Research Article: IscR Is Essential for Yersinia pseudotuberculosis Type III Secretion and Virulence

Date Published: June 12, 2014

Publisher: Public Library of Science

Author(s): Halie K. Miller, Laura Kwuan, Leah Schwiesow, David L. Bernick, Erin Mettert, Hector A. Ramirez, James M. Ragle, Patricia P. Chan, Patricia J. Kiley, Todd M. Lowe, Victoria Auerbuch, Partho Ghosh.

http://doi.org/10.1371/journal.ppat.1004194

Abstract

Type III secretion systems (T3SS) are essential for virulence in dozens of pathogens, but are not required for growth outside the host. Therefore, the T3SS of many bacterial species are under tight regulatory control. To increase our understanding of the molecular mechanisms behind T3SS regulation, we performed a transposon screen to identify genes important for T3SS function in the food-borne pathogen Yersinia pseudotuberculosis. We identified two unique transposon insertions in YPTB2860, a gene that displays 79% identity with the E. coliiron-sulfur cluster regulator, IscR. A Y. pseudotuberculosis iscR in-frame deletion mutant (ΔiscR) was deficient in secretion of Ysc T3SS effector proteins and in targeting macrophages through the T3SS. To determine the mechanism behind IscR control of the Ysc T3SS, we carried out transcriptome and bioinformatic analysis to identify Y. pseudotuberculosis genes regulated by IscR. We discovered a putative IscR binding motif upstream of the Y. pseudotuberculosis yscW-lcrF operon. As LcrF controls transcription of a number of critical T3SS genes in Yersinia, we hypothesized that Yersinia IscR may control the Ysc T3SS through LcrF. Indeed, purified IscR bound to the identified yscW-lcrF promoter motif and mRNA levels of lcrF and 24 other T3SS genes were reduced in Y. pseudotuberculosis in the absence of IscR. Importantly, mice orally infected with the Y. pseudotuberculosis ΔiscR mutant displayed decreased bacterial burden in Peyer’s patches, mesenteric lymph nodes, spleens, and livers, indicating an essential role for IscR in Y. pseudotuberculosis virulence.
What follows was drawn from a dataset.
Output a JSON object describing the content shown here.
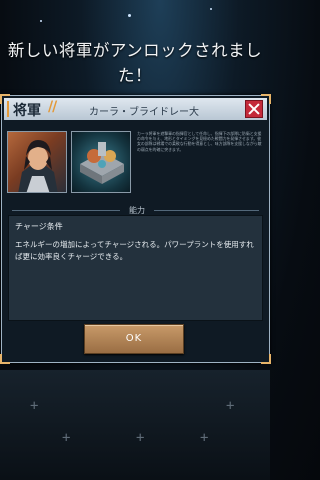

This study presents the first characterization of Yersinia IscR and provides evidence that IscR is critical for virulence and type III secretion through direct regulation of the T3SS master regulator, LcrF.
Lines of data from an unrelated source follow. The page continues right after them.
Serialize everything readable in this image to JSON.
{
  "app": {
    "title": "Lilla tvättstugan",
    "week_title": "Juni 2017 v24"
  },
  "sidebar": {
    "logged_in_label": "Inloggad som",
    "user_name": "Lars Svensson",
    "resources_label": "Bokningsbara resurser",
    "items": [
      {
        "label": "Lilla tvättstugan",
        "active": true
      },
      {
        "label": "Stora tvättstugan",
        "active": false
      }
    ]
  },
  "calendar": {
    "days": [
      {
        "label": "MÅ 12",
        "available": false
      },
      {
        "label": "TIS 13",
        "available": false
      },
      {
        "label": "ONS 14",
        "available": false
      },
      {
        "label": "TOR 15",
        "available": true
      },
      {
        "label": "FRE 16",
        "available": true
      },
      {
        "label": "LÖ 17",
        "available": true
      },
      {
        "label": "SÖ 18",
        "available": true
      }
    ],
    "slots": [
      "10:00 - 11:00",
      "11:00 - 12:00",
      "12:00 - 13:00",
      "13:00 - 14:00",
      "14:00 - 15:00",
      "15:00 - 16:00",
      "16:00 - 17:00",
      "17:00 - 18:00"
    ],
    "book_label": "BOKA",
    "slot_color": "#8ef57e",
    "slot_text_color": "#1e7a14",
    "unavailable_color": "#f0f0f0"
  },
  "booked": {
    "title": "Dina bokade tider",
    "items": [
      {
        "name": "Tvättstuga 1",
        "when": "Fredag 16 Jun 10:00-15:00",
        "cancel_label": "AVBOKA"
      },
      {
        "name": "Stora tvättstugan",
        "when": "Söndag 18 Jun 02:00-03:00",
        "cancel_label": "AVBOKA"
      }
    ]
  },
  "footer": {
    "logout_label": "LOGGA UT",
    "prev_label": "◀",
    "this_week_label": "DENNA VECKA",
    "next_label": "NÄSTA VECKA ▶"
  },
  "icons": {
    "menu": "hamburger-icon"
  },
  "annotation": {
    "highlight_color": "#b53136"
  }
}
Partial Text

Type III secretion systems (T3SS) are important components in the progression of disease for a number of clinically relevant human pathogens, including those in the genera Shigella, Salmonella, Escherichia, Chlamydia, Vibrio, Pseudomonas, and Yersinia[1], [2]. The T3SS functions as an injectisome that delivers bacterial effector proteins directly into the host cell cytoplasm [2]. While the T3SS apparatus itself is structurally conserved, the repertoire of T3SS effector proteins used by each group of pathogens is distinct [2]. Thus, the effect of the T3SS on the host is unique to the needs of the pathogen [2]. While the T3SS is generally essential for a T3SS-expressing pathogen to cause disease, several aspects of the T3SS may be detrimental to bacterial growth [2]. For example, T3SS components are recognized by the host immune system [3], [4]. In addition, expression of the T3SS is energetically costly and, in some organisms, T3SS induction correlates with growth arrest [5]. Therefore, regulation is essential for proper T3SS function in order to ensure that it occurs only during host cell contact in the appropriate host tissue [2], [6].
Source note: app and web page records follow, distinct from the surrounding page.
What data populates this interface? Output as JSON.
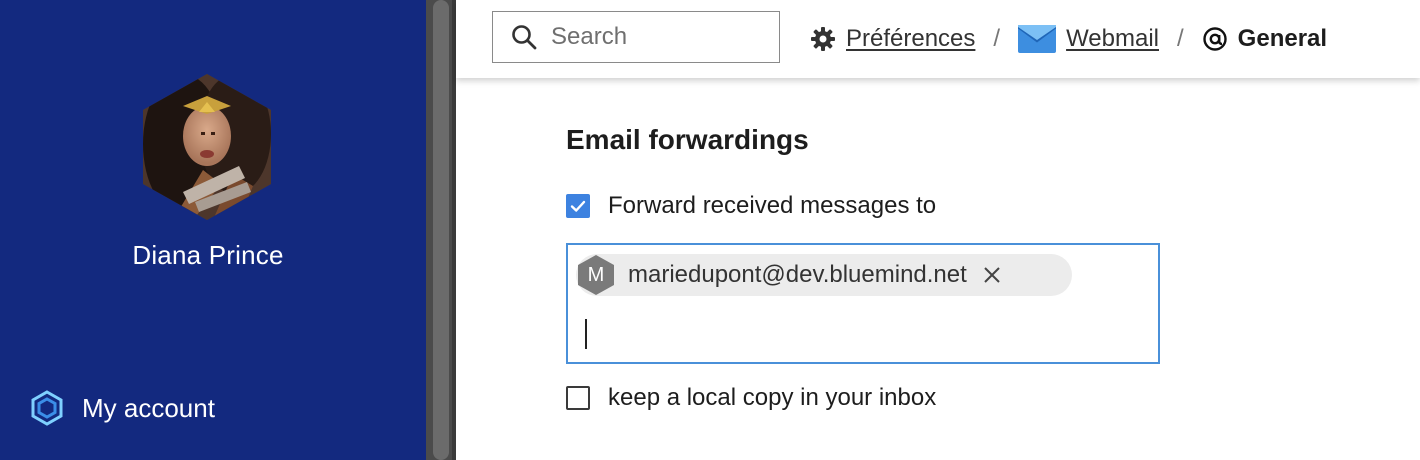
{
  "user": {
    "name": "Diana Prince"
  },
  "sidebar": {
    "account_label": "My account"
  },
  "header": {
    "search": {
      "placeholder": "Search",
      "value": ""
    },
    "breadcrumb": [
      {
        "label": "Préférences",
        "icon": "gear-icon"
      },
      {
        "label": "Webmail",
        "icon": "envelope-icon"
      },
      {
        "label": "General",
        "icon": "at-sign-icon"
      }
    ],
    "separator": "/"
  },
  "forwarding": {
    "title": "Email forwardings",
    "forward_label": "Forward received messages to",
    "forward_checked": true,
    "recipients": [
      {
        "initial": "M",
        "email": "mariedupont@dev.bluemind.net"
      }
    ],
    "keep_copy_label": "keep a local copy in your inbox",
    "keep_copy_checked": false
  },
  "colors": {
    "sidebar_bg": "#13297f",
    "accent": "#3d82e0",
    "input_focus": "#4a90d9"
  }
}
In this study, we present the first characterization of the iron-sulfur cluster regulator, IscR, of Yersinia. Initially identified through a genetic screen for modulators of Ysc T3SS function, iscR-deficient Y. pseudotuberculosis had a dramatic defect in secretion of T3SS effector proteins and in targeting macrophages through their T3SS, yet displayed normal growth in broth culture and wild type flagellar motility. Bioinformatic and DNA binding analysis revealed an IscR binding site upstream of the operon encoding the T3SS master regulator LcrF, indicating that IscR controls expression of the Ysc T3SS. Collectively, these findings indicated that IscR is a central component of the Y. pseudotuberculosis T3SS regulatory cascade.

All animal use procedures were in strict accordance with the NIH Guide for the Care and Use of Laboratory Animals and were approved by the UCSC Institutional Animal Care and Use Committee.

 

Source:

http://doi.org/10.1371/journal.ppat.1004194